It went on: “On the external front, United States’ contemplated withdrawal from Afghanistan will also cast its shadows on who forms the next government in Pakistan. Gerrymandering of constituencies in 2002 was carried out with an implied purpose to bring a dispensation to power that supports the terrorism policies.  As a follow up, the NRO was also negotiated on similar contours to ensure that the USA agenda in the region is not adversely affected” (The 2013 elections: Nation, December 05, 2012). Similar opinions were reinforced in a subsequent article title ‘The election conundrum’ in The Nation on April 6, 2013. 

Pre-poll rigging by influencing the Election Commission of Pakistan was already in place. Heads of some of the regulatory authorities who could affect qualifications of candidates were brought into disrepute by a media house and superior judiciary. Most of them resigned but not before writing letters to various ministries, now gathering dust. I researched and made a predictive analysis based on variable methods for elections 2013. “One critical figure to assume the party positions in 2013 will be the voter turnout factor of 0.20. As long as the turn out remains close to 20%, old political parties will excel through their fixed vote banks. As the turnout rises, old horses will be edged out”. I also wrote that the PTI would ultimately end 30-40 seats short of whatever it wins because of the lack of homework in Sindh, Balochistan and Non-Muslims (in ‘Elections 2013: Simulative Appraisal’ in The Nation, May 13, 2013). Though the turnout reached as predicted, the results were skewed.

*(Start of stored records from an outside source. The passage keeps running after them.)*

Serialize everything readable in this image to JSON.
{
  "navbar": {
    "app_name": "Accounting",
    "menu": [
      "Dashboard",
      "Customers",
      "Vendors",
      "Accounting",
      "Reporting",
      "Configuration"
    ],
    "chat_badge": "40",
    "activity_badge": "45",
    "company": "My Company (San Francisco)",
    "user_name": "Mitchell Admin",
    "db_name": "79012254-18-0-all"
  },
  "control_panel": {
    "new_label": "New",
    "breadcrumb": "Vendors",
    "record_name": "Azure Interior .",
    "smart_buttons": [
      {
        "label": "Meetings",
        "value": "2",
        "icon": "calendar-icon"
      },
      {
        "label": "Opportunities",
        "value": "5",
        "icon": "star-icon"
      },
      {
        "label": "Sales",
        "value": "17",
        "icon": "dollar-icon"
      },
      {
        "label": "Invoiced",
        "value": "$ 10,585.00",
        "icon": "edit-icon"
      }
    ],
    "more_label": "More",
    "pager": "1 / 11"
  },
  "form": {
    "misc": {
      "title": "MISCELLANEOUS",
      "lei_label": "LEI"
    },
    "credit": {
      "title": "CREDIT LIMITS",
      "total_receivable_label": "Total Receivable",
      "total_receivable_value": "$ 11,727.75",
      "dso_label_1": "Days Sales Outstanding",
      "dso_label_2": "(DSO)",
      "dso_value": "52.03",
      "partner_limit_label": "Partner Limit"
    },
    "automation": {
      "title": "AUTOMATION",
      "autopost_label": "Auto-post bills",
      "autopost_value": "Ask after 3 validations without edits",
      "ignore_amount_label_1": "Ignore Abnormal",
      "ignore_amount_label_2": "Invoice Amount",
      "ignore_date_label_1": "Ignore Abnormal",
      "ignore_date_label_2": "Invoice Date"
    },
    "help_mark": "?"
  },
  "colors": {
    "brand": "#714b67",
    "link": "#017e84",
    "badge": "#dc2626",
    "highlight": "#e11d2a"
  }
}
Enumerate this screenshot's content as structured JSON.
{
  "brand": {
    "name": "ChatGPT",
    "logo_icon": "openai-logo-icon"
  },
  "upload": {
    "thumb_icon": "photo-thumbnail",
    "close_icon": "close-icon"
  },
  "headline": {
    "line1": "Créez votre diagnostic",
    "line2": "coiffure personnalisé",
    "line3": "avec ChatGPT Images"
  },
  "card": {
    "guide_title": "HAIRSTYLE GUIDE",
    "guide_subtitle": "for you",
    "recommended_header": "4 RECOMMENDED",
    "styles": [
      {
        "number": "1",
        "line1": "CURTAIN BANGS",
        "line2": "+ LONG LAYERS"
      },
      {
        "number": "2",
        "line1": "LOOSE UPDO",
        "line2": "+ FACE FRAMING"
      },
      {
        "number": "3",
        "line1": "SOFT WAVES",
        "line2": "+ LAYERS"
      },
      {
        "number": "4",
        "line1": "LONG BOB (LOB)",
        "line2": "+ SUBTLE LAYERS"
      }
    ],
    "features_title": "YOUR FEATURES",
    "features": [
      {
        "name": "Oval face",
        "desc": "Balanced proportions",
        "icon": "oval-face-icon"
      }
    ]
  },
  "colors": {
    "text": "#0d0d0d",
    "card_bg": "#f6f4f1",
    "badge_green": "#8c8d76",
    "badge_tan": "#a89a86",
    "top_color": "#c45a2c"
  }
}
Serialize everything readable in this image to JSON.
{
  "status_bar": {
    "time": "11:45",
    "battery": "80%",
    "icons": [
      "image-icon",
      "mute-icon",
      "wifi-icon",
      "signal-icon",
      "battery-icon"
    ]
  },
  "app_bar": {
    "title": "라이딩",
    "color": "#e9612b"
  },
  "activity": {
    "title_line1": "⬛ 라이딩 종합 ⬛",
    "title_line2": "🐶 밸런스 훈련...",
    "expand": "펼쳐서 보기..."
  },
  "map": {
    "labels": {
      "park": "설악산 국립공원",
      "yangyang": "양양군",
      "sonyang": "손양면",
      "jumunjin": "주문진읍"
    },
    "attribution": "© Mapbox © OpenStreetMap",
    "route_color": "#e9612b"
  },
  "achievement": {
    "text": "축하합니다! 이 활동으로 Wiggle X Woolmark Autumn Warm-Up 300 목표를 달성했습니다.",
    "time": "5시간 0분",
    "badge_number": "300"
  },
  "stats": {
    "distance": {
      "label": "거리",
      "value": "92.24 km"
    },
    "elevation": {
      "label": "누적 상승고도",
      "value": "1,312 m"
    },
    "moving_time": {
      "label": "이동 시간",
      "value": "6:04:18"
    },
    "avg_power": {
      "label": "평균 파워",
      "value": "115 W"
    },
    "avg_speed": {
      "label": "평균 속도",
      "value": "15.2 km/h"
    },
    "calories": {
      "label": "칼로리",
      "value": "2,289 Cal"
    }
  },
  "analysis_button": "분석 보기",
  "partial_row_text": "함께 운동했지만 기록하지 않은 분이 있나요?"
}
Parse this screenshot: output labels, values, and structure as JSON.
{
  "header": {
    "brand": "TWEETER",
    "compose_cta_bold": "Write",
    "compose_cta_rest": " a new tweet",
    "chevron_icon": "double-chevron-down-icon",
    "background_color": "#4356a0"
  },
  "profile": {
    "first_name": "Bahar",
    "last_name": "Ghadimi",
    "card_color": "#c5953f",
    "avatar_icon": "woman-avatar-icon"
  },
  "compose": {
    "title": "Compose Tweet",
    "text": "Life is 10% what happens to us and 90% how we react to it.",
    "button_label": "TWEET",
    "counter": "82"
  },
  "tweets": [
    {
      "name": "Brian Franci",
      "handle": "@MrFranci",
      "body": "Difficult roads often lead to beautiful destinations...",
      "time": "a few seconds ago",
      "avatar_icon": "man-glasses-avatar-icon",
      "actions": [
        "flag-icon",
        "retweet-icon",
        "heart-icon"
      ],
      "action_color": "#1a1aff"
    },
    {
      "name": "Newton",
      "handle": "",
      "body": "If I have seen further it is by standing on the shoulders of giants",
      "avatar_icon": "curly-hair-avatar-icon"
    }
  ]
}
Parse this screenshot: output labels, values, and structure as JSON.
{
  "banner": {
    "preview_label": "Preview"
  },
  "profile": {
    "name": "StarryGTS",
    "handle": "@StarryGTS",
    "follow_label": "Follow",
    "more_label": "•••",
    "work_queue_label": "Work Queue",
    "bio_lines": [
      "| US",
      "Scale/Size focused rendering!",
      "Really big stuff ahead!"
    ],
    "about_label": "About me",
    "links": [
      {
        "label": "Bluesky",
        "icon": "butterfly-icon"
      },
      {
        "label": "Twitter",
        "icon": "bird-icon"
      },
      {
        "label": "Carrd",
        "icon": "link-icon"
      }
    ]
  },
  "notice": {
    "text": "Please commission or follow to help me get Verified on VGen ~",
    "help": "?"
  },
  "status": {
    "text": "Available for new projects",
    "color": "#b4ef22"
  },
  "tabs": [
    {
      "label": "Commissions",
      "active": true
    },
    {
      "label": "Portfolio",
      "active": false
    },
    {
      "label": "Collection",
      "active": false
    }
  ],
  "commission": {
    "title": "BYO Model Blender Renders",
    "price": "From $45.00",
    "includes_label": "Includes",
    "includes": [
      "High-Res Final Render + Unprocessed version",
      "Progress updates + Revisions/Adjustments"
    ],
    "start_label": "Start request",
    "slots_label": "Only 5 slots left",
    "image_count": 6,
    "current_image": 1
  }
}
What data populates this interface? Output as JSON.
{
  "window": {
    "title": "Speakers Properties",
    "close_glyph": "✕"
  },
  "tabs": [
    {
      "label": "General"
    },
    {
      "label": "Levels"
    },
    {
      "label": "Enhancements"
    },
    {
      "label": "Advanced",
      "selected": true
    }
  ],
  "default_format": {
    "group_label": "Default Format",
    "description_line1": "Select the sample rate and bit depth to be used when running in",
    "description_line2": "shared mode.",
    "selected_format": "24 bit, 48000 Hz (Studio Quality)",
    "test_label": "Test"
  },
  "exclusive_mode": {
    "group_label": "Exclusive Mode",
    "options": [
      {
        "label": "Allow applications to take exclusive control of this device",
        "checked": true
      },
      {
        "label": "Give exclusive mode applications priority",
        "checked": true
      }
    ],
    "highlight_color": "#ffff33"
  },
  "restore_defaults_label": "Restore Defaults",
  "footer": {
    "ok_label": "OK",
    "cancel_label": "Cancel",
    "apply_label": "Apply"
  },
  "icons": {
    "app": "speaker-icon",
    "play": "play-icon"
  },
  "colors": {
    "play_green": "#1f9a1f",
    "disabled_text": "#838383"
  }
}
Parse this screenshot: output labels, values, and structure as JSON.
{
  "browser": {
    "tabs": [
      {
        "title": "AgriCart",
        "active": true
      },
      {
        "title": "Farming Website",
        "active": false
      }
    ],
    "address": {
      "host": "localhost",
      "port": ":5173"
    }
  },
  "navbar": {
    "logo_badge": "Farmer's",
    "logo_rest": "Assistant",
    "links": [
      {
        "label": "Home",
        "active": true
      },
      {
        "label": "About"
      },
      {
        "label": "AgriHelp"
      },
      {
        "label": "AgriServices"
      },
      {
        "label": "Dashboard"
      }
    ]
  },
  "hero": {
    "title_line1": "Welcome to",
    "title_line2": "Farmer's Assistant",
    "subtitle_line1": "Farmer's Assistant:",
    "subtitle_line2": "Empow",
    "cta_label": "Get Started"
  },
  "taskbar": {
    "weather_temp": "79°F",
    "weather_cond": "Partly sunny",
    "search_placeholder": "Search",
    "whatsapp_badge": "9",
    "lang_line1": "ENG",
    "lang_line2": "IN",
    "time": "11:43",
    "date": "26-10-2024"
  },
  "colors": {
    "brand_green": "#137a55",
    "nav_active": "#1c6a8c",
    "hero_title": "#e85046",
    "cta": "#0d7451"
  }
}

PPP and PML-Q were wiped out from their traditional 41 constituencies but PTI fared much below my predictions.

This led to post poll analysis that could only be carried out after the Election Commission of Pakistan made available all the data. As an academic exercise it was possible to use statistics to reach convincing conclusions that I did. This analysis turned up 108 National Assembly constituencies in Punjab and Sindh with unexpected voter turnouts and winning margins. They also correspond with the quantity of extra ballot papers and the aggression of some elected MNAs on the media. PPP and PML-Q lost 41 incumbent seats to PML-N in Punjab. The surge in votes was 1,678,911 with 962,587 extra ballot papers. PML-N won 40 individual incumbent and 14 party incumbent seats with a surge of 2,003,275 votes and 1,098,994 extra ballot papers. Surprisingly, this phenomenal pattern is restricted to PML-N in Punjab and PPP in Sindh. This pattern is not reflected in seats won by PTI, PPP and PML-Q in Punjab. Considering errors, it appears that at least 78 National Assembly seats throw up suspicious results.

As an analyst I have no doubt that the elections 2013 were punctured beyond 35 seats. It is left to the readers and posterity to judge whether election 2013 were punctured or not.